• _Data to use_:
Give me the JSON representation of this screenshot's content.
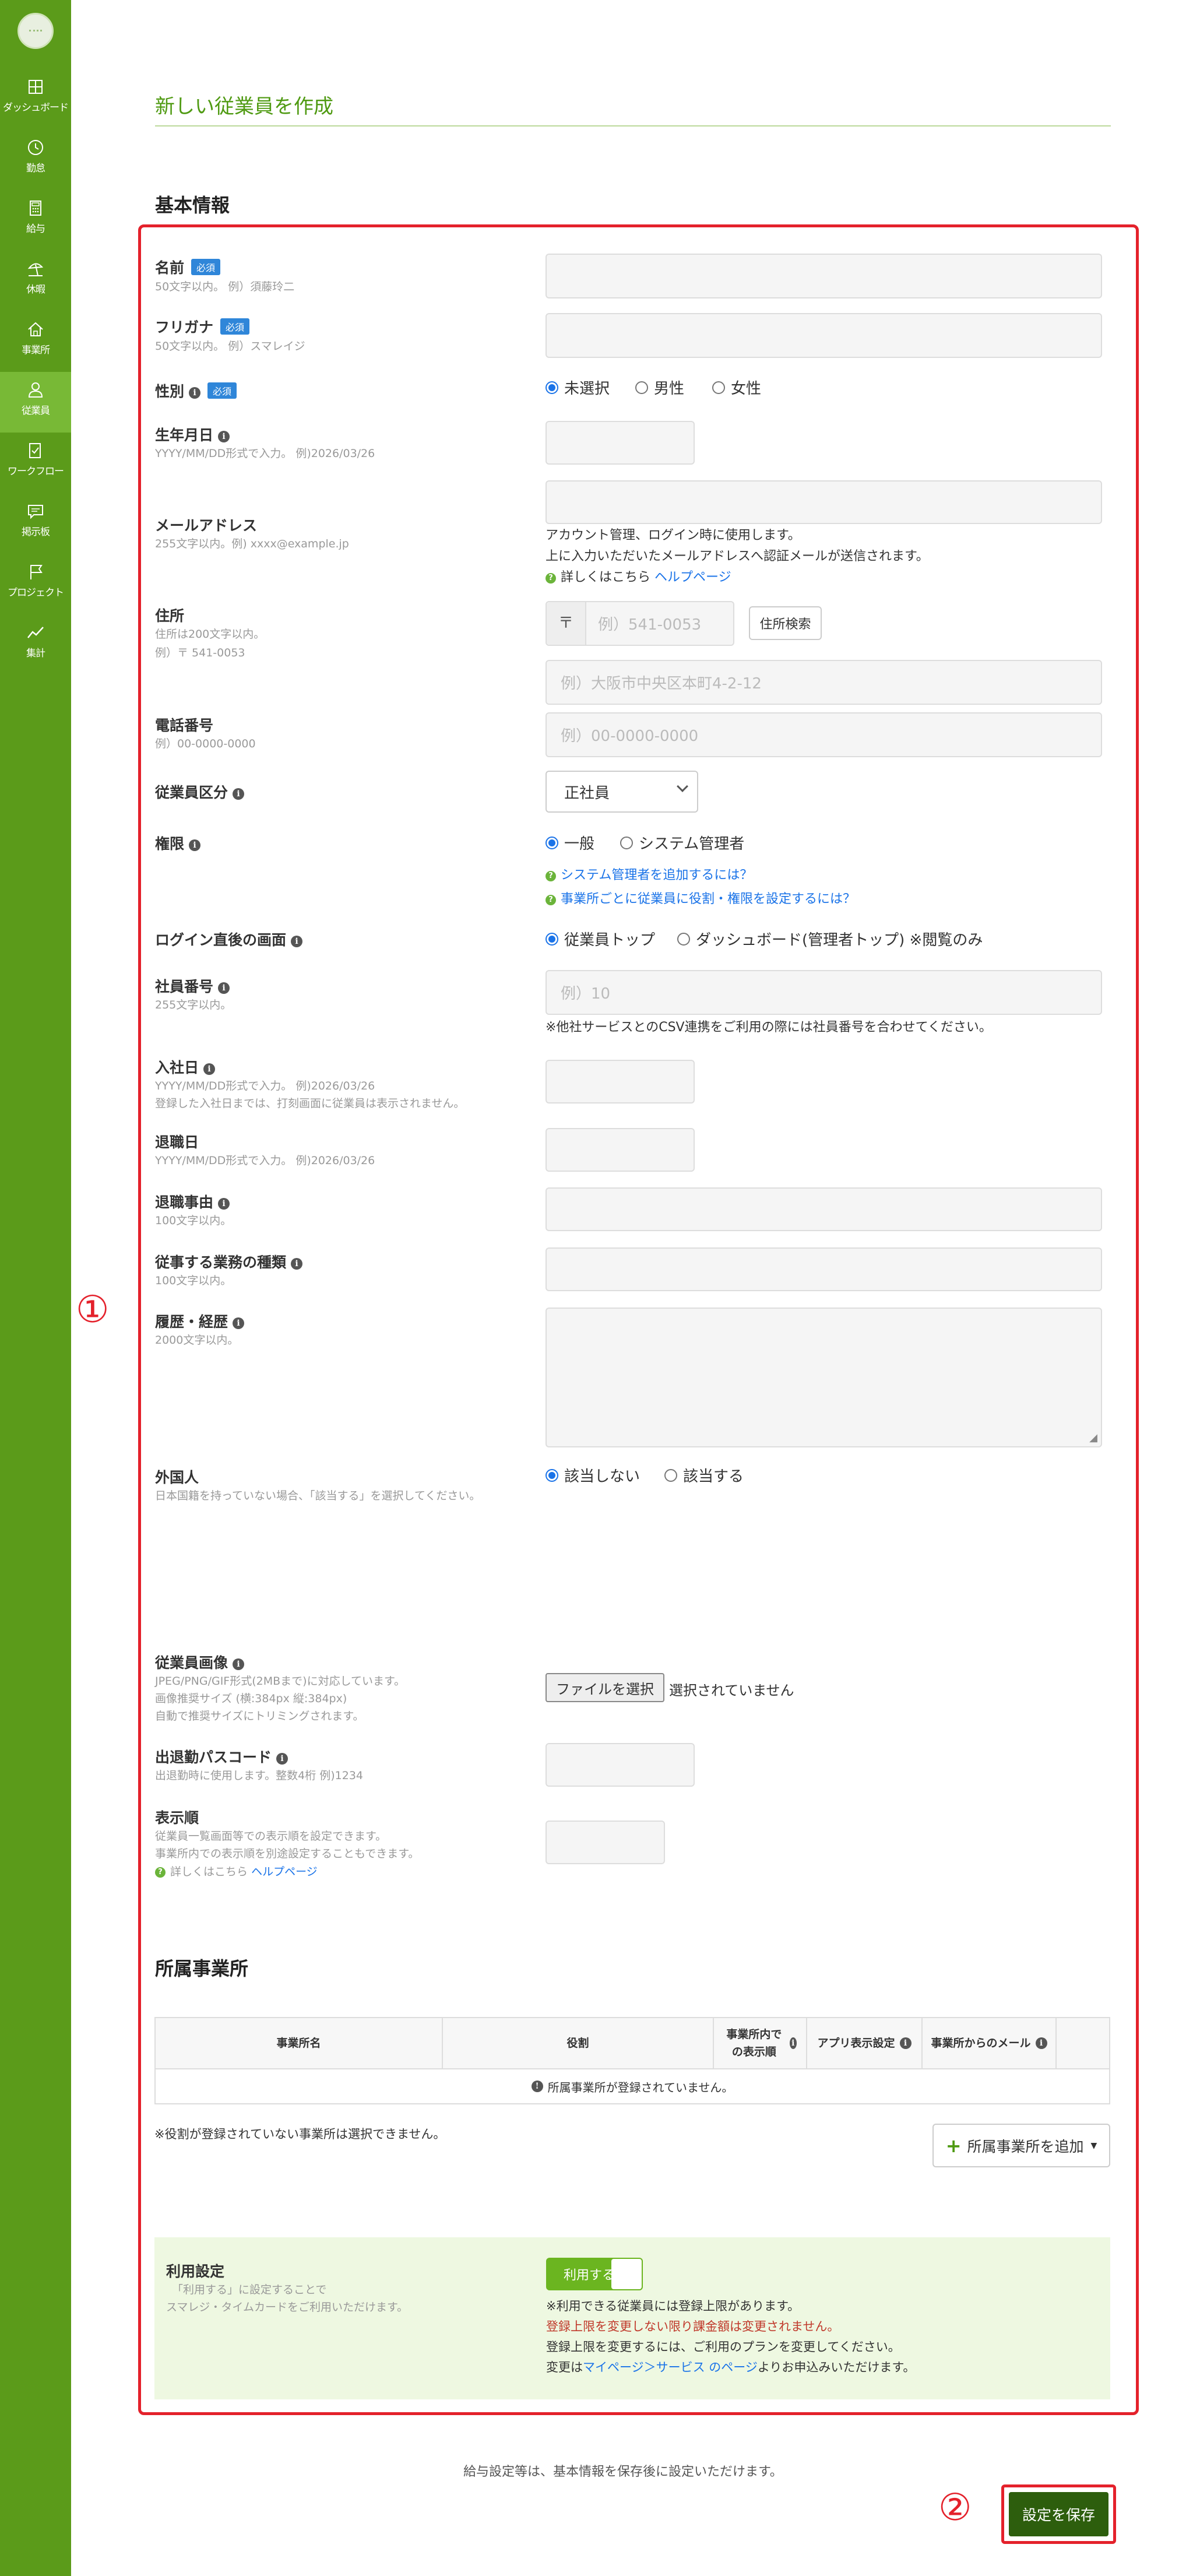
{
  "sidebar": {
    "items": [
      {
        "label": "ダッシュボード",
        "icon": "dashboard-icon"
      },
      {
        "label": "勤怠",
        "icon": "clock-icon"
      },
      {
        "label": "給与",
        "icon": "calculator-icon"
      },
      {
        "label": "休暇",
        "icon": "beach-icon"
      },
      {
        "label": "事業所",
        "icon": "home-icon"
      },
      {
        "label": "従業員",
        "icon": "person-icon"
      },
      {
        "label": "ワークフロー",
        "icon": "workflow-icon"
      },
      {
        "label": "掲示板",
        "icon": "chat-icon"
      },
      {
        "label": "プロジェクト",
        "icon": "flag-icon"
      },
      {
        "label": "集計",
        "icon": "chart-icon"
      }
    ],
    "active": "従業員"
  },
  "page": {
    "title": "新しい従業員を作成"
  },
  "basic": {
    "section_title": "基本情報",
    "marker": "①",
    "required": "必須",
    "name": {
      "label": "名前",
      "hint": "50文字以内。 例）須藤玲二"
    },
    "kana": {
      "label": "フリガナ",
      "hint": "50文字以内。 例）スマレイジ"
    },
    "gender": {
      "label": "性別",
      "options": [
        "未選択",
        "男性",
        "女性"
      ],
      "selected": "未選択"
    },
    "birthday": {
      "label": "生年月日",
      "hint": "YYYY/MM/DD形式で入力。 例)2026/03/26"
    },
    "email": {
      "label": "メールアドレス",
      "hint": "255文字以内。例) xxxx@example.jp",
      "note1": "アカウント管理、ログイン時に使用します。",
      "note2": "上に入力いただいたメールアドレスへ認証メールが送信されます。",
      "help_prefix": "詳しくはこちら",
      "help_link": "ヘルプページ"
    },
    "address": {
      "label": "住所",
      "hint1": "住所は200文字以内。",
      "hint2": "例）〒 541-0053",
      "zip_mark": "〒",
      "zip_placeholder": "例）541-0053",
      "search_button": "住所検索",
      "address_placeholder": "例）大阪市中央区本町4-2-12"
    },
    "phone": {
      "label": "電話番号",
      "hint": "例）00-0000-0000",
      "placeholder": "例）00-0000-0000"
    },
    "category": {
      "label": "従業員区分",
      "value": "正社員"
    },
    "permission": {
      "label": "権限",
      "options": [
        "一般",
        "システム管理者"
      ],
      "selected": "一般",
      "help1": "システム管理者を追加するには？",
      "help2": "事業所ごとに従業員に役割・権限を設定するには？"
    },
    "login_screen": {
      "label": "ログイン直後の画面",
      "options": [
        "従業員トップ",
        "ダッシュボード(管理者トップ) ※閲覧のみ"
      ],
      "selected": "従業員トップ"
    },
    "employee_no": {
      "label": "社員番号",
      "hint": "255文字以内。",
      "placeholder": "例）10",
      "note": "※他社サービスとのCSV連携をご利用の際には社員番号を合わせてください。"
    },
    "join_date": {
      "label": "入社日",
      "hint1": "YYYY/MM/DD形式で入力。 例)2026/03/26",
      "hint2": "登録した入社日までは、打刻画面に従業員は表示されません。"
    },
    "leave_date": {
      "label": "退職日",
      "hint": "YYYY/MM/DD形式で入力。 例)2026/03/26"
    },
    "leave_reason": {
      "label": "退職事由",
      "hint": "100文字以内。"
    },
    "job_type": {
      "label": "従事する業務の種類",
      "hint": "100文字以内。"
    },
    "history": {
      "label": "履歴・経歴",
      "hint": "2000文字以内。"
    },
    "foreigner": {
      "label": "外国人",
      "hint": "日本国籍を持っていない場合、「該当する」を選択してください。",
      "options": [
        "該当しない",
        "該当する"
      ],
      "selected": "該当しない"
    },
    "photo": {
      "label": "従業員画像",
      "hint1": "JPEG/PNG/GIF形式(2MBまで)に対応しています。",
      "hint2": "画像推奨サイズ (横:384px 縦:384px)",
      "hint3": "自動で推奨サイズにトリミングされます。",
      "file_button": "ファイルを選択",
      "file_status": "選択されていません"
    },
    "passcode": {
      "label": "出退勤パスコード",
      "hint": "出退勤時に使用します。整数4桁 例)1234"
    },
    "order": {
      "label": "表示順",
      "hint1": "従業員一覧画面等での表示順を設定できます。",
      "hint2": "事業所内での表示順を別途設定することもできます。",
      "help_prefix": "詳しくはこちら",
      "help_link": "ヘルプページ"
    }
  },
  "stores": {
    "section_title": "所属事業所",
    "columns": [
      "事業所名",
      "役割",
      "事業所内での表示順",
      "アプリ表示設定",
      "事業所からのメール"
    ],
    "empty": "所属事業所が登録されていません。",
    "note": "※役割が登録されていない事業所は選択できません。",
    "add_button": "所属事業所を追加"
  },
  "usage": {
    "label": "利用設定",
    "hint1": "「利用する」に設定することで",
    "hint2": "スマレジ・タイムカードをご利用いただけます。",
    "toggle": "利用する",
    "note1": "※利用できる従業員には登録上限があります。",
    "note2": "登録上限を変更しない限り課金額は変更されません。",
    "note3": "登録上限を変更するには、ご利用のプランを変更してください。",
    "note4_pre": "変更は",
    "note4_link": "マイページ＞サービス のページ",
    "note4_post": "よりお申込みいただけます。"
  },
  "footer": {
    "note": "給与設定等は、基本情報を保存後に設定いただけます。",
    "marker": "②",
    "save_button": "設定を保存"
  },
  "colors": {
    "sidebar": "#5b9b1a",
    "accent": "#4f9a12",
    "highlight": "#e4212b",
    "save": "#2d5e0d"
  }
}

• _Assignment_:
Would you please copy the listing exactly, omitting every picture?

• _Answer section_:
Give me the JSON representation of this screenshot's content.
{
  "sidebar": {
    "items": [
      {
        "label": "ダッシュボード",
        "icon": "dashboard-icon"
      },
      {
        "label": "勤怠",
        "icon": "clock-icon"
      },
      {
        "label": "給与",
        "icon": "calculator-icon"
      },
      {
        "label": "休暇",
        "icon": "beach-icon"
      },
      {
        "label": "事業所",
        "icon": "home-icon"
      },
      {
        "label": "従業員",
        "icon": "person-icon"
      },
      {
        "label": "ワークフロー",
        "icon": "workflow-icon"
      },
      {
        "label": "掲示板",
        "icon": "chat-icon"
      },
      {
        "label": "プロジェクト",
        "icon": "flag-icon"
      },
      {
        "label": "集計",
        "icon": "chart-icon"
      }
    ],
    "active": "従業員"
  },
  "page": {
    "title": "新しい従業員を作成"
  },
  "basic": {
    "section_title": "基本情報",
    "marker": "①",
    "required": "必須",
    "name": {
      "label": "名前",
      "hint": "50文字以内。 例）須藤玲二"
    },
    "kana": {
      "label": "フリガナ",
      "hint": "50文字以内。 例）スマレイジ"
    },
    "gender": {
      "label": "性別",
      "options": [
        "未選択",
        "男性",
        "女性"
      ],
      "selected": "未選択"
    },
    "birthday": {
      "label": "生年月日",
      "hint": "YYYY/MM/DD形式で入力。 例)2026/03/26"
    },
    "email": {
      "label": "メールアドレス",
      "hint": "255文字以内。例) xxxx@example.jp",
      "note1": "アカウント管理、ログイン時に使用します。",
      "note2": "上に入力いただいたメールアドレスへ認証メールが送信されます。",
      "help_prefix": "詳しくはこちら",
      "help_link": "ヘルプページ"
    },
    "address": {
      "label": "住所",
      "hint1": "住所は200文字以内。",
      "hint2": "例）〒 541-0053",
      "zip_mark": "〒",
      "zip_placeholder": "例）541-0053",
      "search_button": "住所検索",
      "address_placeholder": "例）大阪市中央区本町4-2-12"
    },
    "phone": {
      "label": "電話番号",
      "hint": "例）00-0000-0000",
      "placeholder": "例）00-0000-0000"
    },
    "category": {
      "label": "従業員区分",
      "value": "正社員"
    },
    "permission": {
      "label": "権限",
      "options": [
        "一般",
        "システム管理者"
      ],
      "selected": "一般",
      "help1": "システム管理者を追加するには？",
      "help2": "事業所ごとに従業員に役割・権限を設定するには？"
    },
    "login_screen": {
      "label": "ログイン直後の画面",
      "options": [
        "従業員トップ",
        "ダッシュボード(管理者トップ) ※閲覧のみ"
      ],
      "selected": "従業員トップ"
    },
    "employee_no": {
      "label": "社員番号",
      "hint": "255文字以内。",
      "placeholder": "例）10",
      "note": "※他社サービスとのCSV連携をご利用の際には社員番号を合わせてください。"
    },
    "join_date": {
      "label": "入社日",
      "hint1": "YYYY/MM/DD形式で入力。 例)2026/03/26",
      "hint2": "登録した入社日までは、打刻画面に従業員は表示されません。"
    },
    "leave_date": {
      "label": "退職日",
      "hint": "YYYY/MM/DD形式で入力。 例)2026/03/26"
    },
    "leave_reason": {
      "label": "退職事由",
      "hint": "100文字以内。"
    },
    "job_type": {
      "label": "従事する業務の種類",
      "hint": "100文字以内。"
    },
    "history": {
      "label": "履歴・経歴",
      "hint": "2000文字以内。"
    },
    "foreigner": {
      "label": "外国人",
      "hint": "日本国籍を持っていない場合、「該当する」を選択してください。",
      "options": [
        "該当しない",
        "該当する"
      ],
      "selected": "該当しない"
    },
    "photo": {
      "label": "従業員画像",
      "hint1": "JPEG/PNG/GIF形式(2MBまで)に対応しています。",
      "hint2": "画像推奨サイズ (横:384px 縦:384px)",
      "hint3": "自動で推奨サイズにトリミングされます。",
      "file_button": "ファイルを選択",
      "file_status": "選択されていません"
    },
    "passcode": {
      "label": "出退勤パスコード",
      "hint": "出退勤時に使用します。整数4桁 例)1234"
    },
    "order": {
      "label": "表示順",
      "hint1": "従業員一覧画面等での表示順を設定できます。",
      "hint2": "事業所内での表示順を別途設定することもできます。",
      "help_prefix": "詳しくはこちら",
      "help_link": "ヘルプページ"
    }
  },
  "stores": {
    "section_title": "所属事業所",
    "columns": [
      "事業所名",
      "役割",
      "事業所内での表示順",
      "アプリ表示設定",
      "事業所からのメール"
    ],
    "empty": "所属事業所が登録されていません。",
    "note": "※役割が登録されていない事業所は選択できません。",
    "add_button": "所属事業所を追加"
  },
  "usage": {
    "label": "利用設定",
    "hint1": "「利用する」に設定することで",
    "hint2": "スマレジ・タイムカードをご利用いただけます。",
    "toggle": "利用する",
    "note1": "※利用できる従業員には登録上限があります。",
    "note2": "登録上限を変更しない限り課金額は変更されません。",
    "note3": "登録上限を変更するには、ご利用のプランを変更してください。",
    "note4_pre": "変更は",
    "note4_link": "マイページ＞サービス のページ",
    "note4_post": "よりお申込みいただけます。"
  },
  "footer": {
    "note": "給与設定等は、基本情報を保存後に設定いただけます。",
    "marker": "②",
    "save_button": "設定を保存"
  },
  "colors": {
    "sidebar": "#5b9b1a",
    "accent": "#4f9a12",
    "highlight": "#e4212b",
    "save": "#2d5e0d"
  }
}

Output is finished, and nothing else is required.